INSTRUCTIONS TO FOLLOW: Below is the data. Give it again, complete and exact.

━━━ MATERIAL SUPPLIED ━━━

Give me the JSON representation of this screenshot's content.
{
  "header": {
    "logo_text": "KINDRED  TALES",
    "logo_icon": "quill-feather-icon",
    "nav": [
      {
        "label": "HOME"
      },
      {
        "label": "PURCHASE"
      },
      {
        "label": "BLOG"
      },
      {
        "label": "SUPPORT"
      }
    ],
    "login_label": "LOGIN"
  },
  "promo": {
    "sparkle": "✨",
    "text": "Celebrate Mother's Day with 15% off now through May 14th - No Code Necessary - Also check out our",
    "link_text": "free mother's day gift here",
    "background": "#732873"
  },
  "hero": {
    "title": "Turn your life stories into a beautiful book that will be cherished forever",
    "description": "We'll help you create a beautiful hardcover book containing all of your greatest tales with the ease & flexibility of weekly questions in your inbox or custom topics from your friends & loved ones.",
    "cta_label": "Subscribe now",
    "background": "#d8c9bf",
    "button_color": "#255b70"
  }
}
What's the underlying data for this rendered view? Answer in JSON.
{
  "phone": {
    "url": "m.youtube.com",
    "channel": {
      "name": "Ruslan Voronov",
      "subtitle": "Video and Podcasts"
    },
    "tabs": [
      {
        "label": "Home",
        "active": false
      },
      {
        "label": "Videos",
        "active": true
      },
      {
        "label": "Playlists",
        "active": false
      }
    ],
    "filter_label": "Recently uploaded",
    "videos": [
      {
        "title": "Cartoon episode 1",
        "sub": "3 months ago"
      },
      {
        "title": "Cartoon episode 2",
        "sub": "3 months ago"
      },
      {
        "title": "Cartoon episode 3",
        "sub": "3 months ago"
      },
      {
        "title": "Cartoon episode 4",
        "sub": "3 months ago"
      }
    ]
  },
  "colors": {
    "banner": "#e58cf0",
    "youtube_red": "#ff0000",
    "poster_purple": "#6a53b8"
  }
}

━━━

THE ANSWER:
Give me the JSON representation of this screenshot's content.
{
  "header": {
    "logo_text": "KINDRED  TALES",
    "logo_icon": "quill-feather-icon",
    "nav": [
      {
        "label": "HOME"
      },
      {
        "label": "PURCHASE"
      },
      {
        "label": "BLOG"
      },
      {
        "label": "SUPPORT"
      }
    ],
    "login_label": "LOGIN"
  },
  "promo": {
    "sparkle": "✨",
    "text": "Celebrate Mother's Day with 15% off now through May 14th - No Code Necessary - Also check out our",
    "link_text": "free mother's day gift here",
    "background": "#732873"
  },
  "hero": {
    "title": "Turn your life stories into a beautiful book that will be cherished forever",
    "description": "We'll help you create a beautiful hardcover book containing all of your greatest tales with the ease & flexibility of weekly questions in your inbox or custom topics from your friends & loved ones.",
    "cta_label": "Subscribe now",
    "background": "#d8c9bf",
    "button_color": "#255b70"
  }
}
What's the underlying data for this rendered view? Answer in JSON.
{
  "phone": {
    "url": "m.youtube.com",
    "channel": {
      "name": "Ruslan Voronov",
      "subtitle": "Video and Podcasts"
    },
    "tabs": [
      {
        "label": "Home",
        "active": false
      },
      {
        "label": "Videos",
        "active": true
      },
      {
        "label": "Playlists",
        "active": false
      }
    ],
    "filter_label": "Recently uploaded",
    "videos": [
      {
        "title": "Cartoon episode 1",
        "sub": "3 months ago"
      },
      {
        "title": "Cartoon episode 2",
        "sub": "3 months ago"
      },
      {
        "title": "Cartoon episode 3",
        "sub": "3 months ago"
      },
      {
        "title": "Cartoon episode 4",
        "sub": "3 months ago"
      }
    ]
  },
  "colors": {
    "banner": "#e58cf0",
    "youtube_red": "#ff0000",
    "poster_purple": "#6a53b8"
  }
}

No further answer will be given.